[Start of Attachment]
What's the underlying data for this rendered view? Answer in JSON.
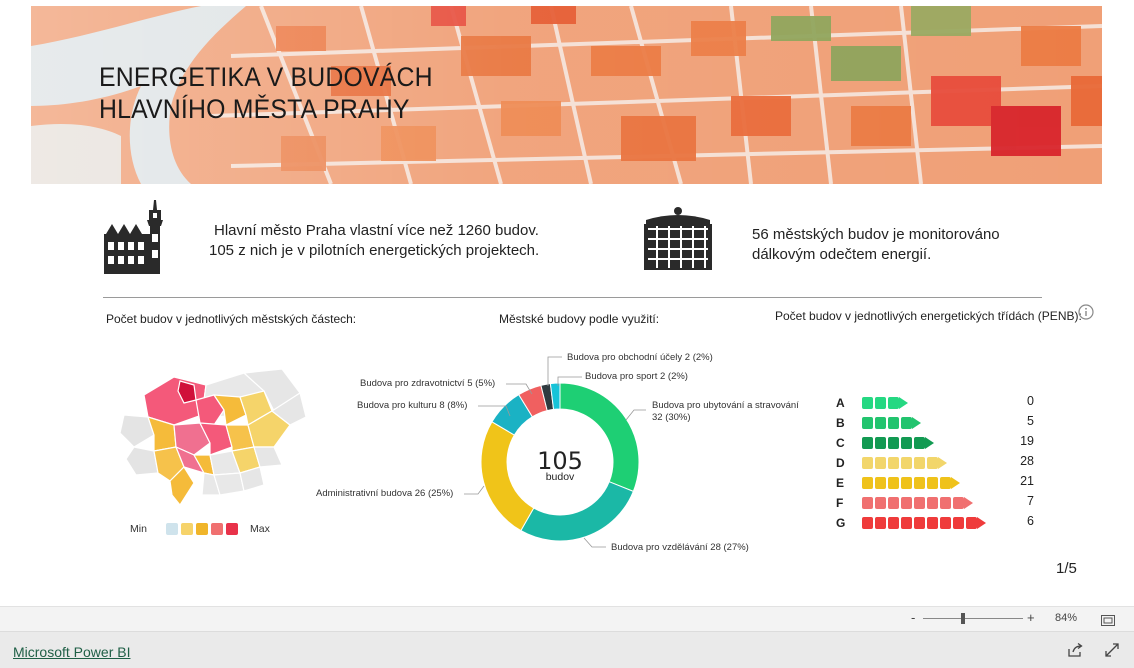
{
  "header": {
    "title_line1": "ENERGETIKA V BUDOVÁCH",
    "title_line2": "HLAVNÍHO MĚSTA PRAHY"
  },
  "info": {
    "left_line1": "Hlavní město Praha vlastní více než 1260 budov.",
    "left_line2": "105 z nich je v pilotních energetických projektech.",
    "right_line1": "56 městských budov je monitorováno",
    "right_line2": "dálkovým odečtem energií."
  },
  "sections": {
    "districts_label": "Počet budov v jednotlivých městských částech:",
    "usage_label": "Městské budovy podle využití:",
    "classes_label": "Počet budov v jednotlivých energetických třídách (PENB):"
  },
  "map_legend": {
    "min": "Min",
    "max": "Max",
    "colors": [
      "#cfe3ec",
      "#f6d36a",
      "#f0b52a",
      "#f07070",
      "#e8324a"
    ]
  },
  "donut": {
    "total": "105",
    "unit": "budov",
    "labels": {
      "sport": "Budova pro sport 2 (2%)",
      "obchod": "Budova pro obchodní účely 2 (2%)",
      "zdrav": "Budova pro zdravotnictví 5 (5%)",
      "kultura": "Budova pro kulturu 8 (8%)",
      "admin": "Administrativní budova 26 (25%)",
      "vzdel": "Budova pro vzdělávání 28 (27%)",
      "ubyt1": "Budova pro ubytování a stravování",
      "ubyt2": "32 (30%)"
    }
  },
  "chart_data": {
    "type": "pie",
    "title": "Městské budovy podle využití:",
    "center_label": "105 budov",
    "slices": [
      {
        "label": "Budova pro ubytování a stravování",
        "value": 32,
        "percent": 30,
        "color": "#1ecf74"
      },
      {
        "label": "Budova pro vzdělávání",
        "value": 28,
        "percent": 27,
        "color": "#1bb8a6"
      },
      {
        "label": "Administrativní budova",
        "value": 26,
        "percent": 25,
        "color": "#f0c419"
      },
      {
        "label": "Budova pro kulturu",
        "value": 8,
        "percent": 8,
        "color": "#1ab2c4"
      },
      {
        "label": "Budova pro zdravotnictví",
        "value": 5,
        "percent": 5,
        "color": "#f06060"
      },
      {
        "label": "Budova pro obchodní účely",
        "value": 2,
        "percent": 2,
        "color": "#2f3b40"
      },
      {
        "label": "Budova pro sport",
        "value": 2,
        "percent": 2,
        "color": "#17c3d8"
      }
    ]
  },
  "energy_classes": [
    {
      "letter": "A",
      "count": "0",
      "blocks": 3,
      "color": "#25d882"
    },
    {
      "letter": "B",
      "count": "5",
      "blocks": 4,
      "color": "#22c46e"
    },
    {
      "letter": "C",
      "count": "19",
      "blocks": 5,
      "color": "#129a52"
    },
    {
      "letter": "D",
      "count": "28",
      "blocks": 6,
      "color": "#f2d66b"
    },
    {
      "letter": "E",
      "count": "21",
      "blocks": 7,
      "color": "#efc21a"
    },
    {
      "letter": "F",
      "count": "7",
      "blocks": 8,
      "color": "#f07070"
    },
    {
      "letter": "G",
      "count": "6",
      "blocks": 9,
      "color": "#ef3b3b"
    }
  ],
  "page_indicator": "1/5",
  "statusbar": {
    "zoom_minus": "-",
    "zoom_plus": "+",
    "zoom_level": "84%"
  },
  "footer": {
    "brand": "Microsoft Power BI"
  },
  "icons": {
    "info": "info-icon",
    "town_hall": "town-hall-icon",
    "office_building": "office-building-icon",
    "fit_page": "fit-page-icon",
    "share": "share-icon",
    "fullscreen": "fullscreen-icon"
  }
}
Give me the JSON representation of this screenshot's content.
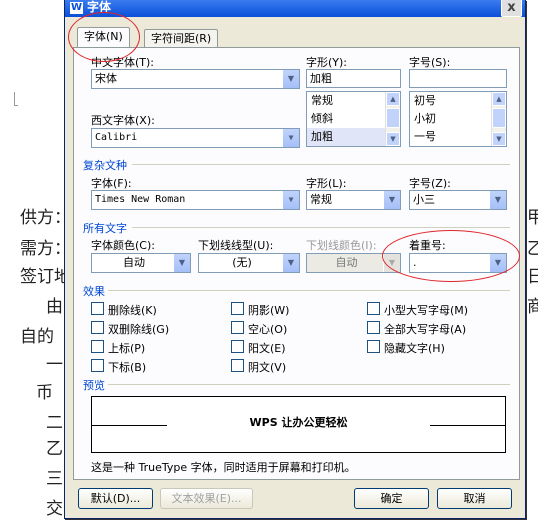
{
  "background_doc": {
    "lines_left": [
      "供方：",
      "需方：",
      "签订地",
      "由",
      "自的",
      "一",
      "币",
      "二",
      "乙",
      "三",
      "交"
    ],
    "lines_right": [
      "甲",
      "乙",
      "日",
      "商"
    ]
  },
  "dialog": {
    "title": "字体",
    "icon_label": "W",
    "close_label": "x",
    "tabs": [
      {
        "label": "字体(N)"
      },
      {
        "label": "字符间距(R)"
      }
    ],
    "chinese_font": {
      "label": "中文字体(T):",
      "value": "宋体"
    },
    "style": {
      "label": "字形(Y):",
      "value": "加粗",
      "items": [
        "常规",
        "倾斜",
        "加粗"
      ]
    },
    "size": {
      "label": "字号(S):",
      "value": "",
      "items": [
        "初号",
        "小初",
        "一号"
      ]
    },
    "western_font": {
      "label": "西文字体(X):",
      "value": "Calibri"
    },
    "complex": {
      "section_label": "复杂文种",
      "font_label": "字体(F):",
      "font_value": "Times New Roman",
      "style_label": "字形(L):",
      "style_value": "常规",
      "size_label": "字号(Z):",
      "size_value": "小三"
    },
    "all_text": {
      "section_label": "所有文字",
      "color_label": "字体颜色(C):",
      "color_value": "自动",
      "underline_label": "下划线线型(U):",
      "underline_value": "(无)",
      "underline_color_label": "下划线颜色(I):",
      "underline_color_value": "自动",
      "emphasis_label": "着重号:",
      "emphasis_value": "."
    },
    "effects": {
      "section_label": "效果",
      "items": [
        {
          "label": "删除线(K)"
        },
        {
          "label": "双删除线(G)"
        },
        {
          "label": "上标(P)"
        },
        {
          "label": "下标(B)"
        },
        {
          "label": "阴影(W)"
        },
        {
          "label": "空心(O)"
        },
        {
          "label": "阳文(E)"
        },
        {
          "label": "阴文(V)"
        },
        {
          "label": "小型大写字母(M)"
        },
        {
          "label": "全部大写字母(A)"
        },
        {
          "label": "隐藏文字(H)"
        }
      ]
    },
    "preview": {
      "section_label": "预览",
      "sample_text": "WPS 让办公更轻松",
      "description": "这是一种 TrueType 字体，同时适用于屏幕和打印机。"
    },
    "buttons": {
      "default": "默认(D)...",
      "text_effects": "文本效果(E)...",
      "ok": "确定",
      "cancel": "取消"
    }
  },
  "colors": {
    "annotation": "#e0262b",
    "section_title": "#0046d5"
  }
}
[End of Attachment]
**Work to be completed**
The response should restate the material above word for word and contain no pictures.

**Solution for this task**
What's the underlying data for this rendered view? Answer in JSON.
{
  "header": {
    "title_line1": "ENERGETIKA V BUDOVÁCH",
    "title_line2": "HLAVNÍHO MĚSTA PRAHY"
  },
  "info": {
    "left_line1": "Hlavní město Praha vlastní více než 1260 budov.",
    "left_line2": "105 z nich je v pilotních energetických projektech.",
    "right_line1": "56 městských budov je monitorováno",
    "right_line2": "dálkovým odečtem energií."
  },
  "sections": {
    "districts_label": "Počet budov v jednotlivých městských částech:",
    "usage_label": "Městské budovy podle využití:",
    "classes_label": "Počet budov v jednotlivých energetických třídách (PENB):"
  },
  "map_legend": {
    "min": "Min",
    "max": "Max",
    "colors": [
      "#cfe3ec",
      "#f6d36a",
      "#f0b52a",
      "#f07070",
      "#e8324a"
    ]
  },
  "donut": {
    "total": "105",
    "unit": "budov",
    "labels": {
      "sport": "Budova pro sport 2 (2%)",
      "obchod": "Budova pro obchodní účely 2 (2%)",
      "zdrav": "Budova pro zdravotnictví 5 (5%)",
      "kultura": "Budova pro kulturu 8 (8%)",
      "admin": "Administrativní budova 26 (25%)",
      "vzdel": "Budova pro vzdělávání 28 (27%)",
      "ubyt1": "Budova pro ubytování a stravování",
      "ubyt2": "32 (30%)"
    }
  },
  "chart_data": {
    "type": "pie",
    "title": "Městské budovy podle využití:",
    "center_label": "105 budov",
    "slices": [
      {
        "label": "Budova pro ubytování a stravování",
        "value": 32,
        "percent": 30,
        "color": "#1ecf74"
      },
      {
        "label": "Budova pro vzdělávání",
        "value": 28,
        "percent": 27,
        "color": "#1bb8a6"
      },
      {
        "label": "Administrativní budova",
        "value": 26,
        "percent": 25,
        "color": "#f0c419"
      },
      {
        "label": "Budova pro kulturu",
        "value": 8,
        "percent": 8,
        "color": "#1ab2c4"
      },
      {
        "label": "Budova pro zdravotnictví",
        "value": 5,
        "percent": 5,
        "color": "#f06060"
      },
      {
        "label": "Budova pro obchodní účely",
        "value": 2,
        "percent": 2,
        "color": "#2f3b40"
      },
      {
        "label": "Budova pro sport",
        "value": 2,
        "percent": 2,
        "color": "#17c3d8"
      }
    ]
  },
  "energy_classes": [
    {
      "letter": "A",
      "count": "0",
      "blocks": 3,
      "color": "#25d882"
    },
    {
      "letter": "B",
      "count": "5",
      "blocks": 4,
      "color": "#22c46e"
    },
    {
      "letter": "C",
      "count": "19",
      "blocks": 5,
      "color": "#129a52"
    },
    {
      "letter": "D",
      "count": "28",
      "blocks": 6,
      "color": "#f2d66b"
    },
    {
      "letter": "E",
      "count": "21",
      "blocks": 7,
      "color": "#efc21a"
    },
    {
      "letter": "F",
      "count": "7",
      "blocks": 8,
      "color": "#f07070"
    },
    {
      "letter": "G",
      "count": "6",
      "blocks": 9,
      "color": "#ef3b3b"
    }
  ],
  "page_indicator": "1/5",
  "statusbar": {
    "zoom_minus": "-",
    "zoom_plus": "+",
    "zoom_level": "84%"
  },
  "footer": {
    "brand": "Microsoft Power BI"
  },
  "icons": {
    "info": "info-icon",
    "town_hall": "town-hall-icon",
    "office_building": "office-building-icon",
    "fit_page": "fit-page-icon",
    "share": "share-icon",
    "fullscreen": "fullscreen-icon"
  }
}
Give me the JSON representation of this screenshot's content.
{
  "background_doc": {
    "lines_left": [
      "供方：",
      "需方：",
      "签订地",
      "由",
      "自的",
      "一",
      "币",
      "二",
      "乙",
      "三",
      "交"
    ],
    "lines_right": [
      "甲",
      "乙",
      "日",
      "商"
    ]
  },
  "dialog": {
    "title": "字体",
    "icon_label": "W",
    "close_label": "x",
    "tabs": [
      {
        "label": "字体(N)"
      },
      {
        "label": "字符间距(R)"
      }
    ],
    "chinese_font": {
      "label": "中文字体(T):",
      "value": "宋体"
    },
    "style": {
      "label": "字形(Y):",
      "value": "加粗",
      "items": [
        "常规",
        "倾斜",
        "加粗"
      ]
    },
    "size": {
      "label": "字号(S):",
      "value": "",
      "items": [
        "初号",
        "小初",
        "一号"
      ]
    },
    "western_font": {
      "label": "西文字体(X):",
      "value": "Calibri"
    },
    "complex": {
      "section_label": "复杂文种",
      "font_label": "字体(F):",
      "font_value": "Times New Roman",
      "style_label": "字形(L):",
      "style_value": "常规",
      "size_label": "字号(Z):",
      "size_value": "小三"
    },
    "all_text": {
      "section_label": "所有文字",
      "color_label": "字体颜色(C):",
      "color_value": "自动",
      "underline_label": "下划线线型(U):",
      "underline_value": "(无)",
      "underline_color_label": "下划线颜色(I):",
      "underline_color_value": "自动",
      "emphasis_label": "着重号:",
      "emphasis_value": "."
    },
    "effects": {
      "section_label": "效果",
      "items": [
        {
          "label": "删除线(K)"
        },
        {
          "label": "双删除线(G)"
        },
        {
          "label": "上标(P)"
        },
        {
          "label": "下标(B)"
        },
        {
          "label": "阴影(W)"
        },
        {
          "label": "空心(O)"
        },
        {
          "label": "阳文(E)"
        },
        {
          "label": "阴文(V)"
        },
        {
          "label": "小型大写字母(M)"
        },
        {
          "label": "全部大写字母(A)"
        },
        {
          "label": "隐藏文字(H)"
        }
      ]
    },
    "preview": {
      "section_label": "预览",
      "sample_text": "WPS 让办公更轻松",
      "description": "这是一种 TrueType 字体，同时适用于屏幕和打印机。"
    },
    "buttons": {
      "default": "默认(D)...",
      "text_effects": "文本效果(E)...",
      "ok": "确定",
      "cancel": "取消"
    }
  },
  "colors": {
    "annotation": "#e0262b",
    "section_title": "#0046d5"
  }
}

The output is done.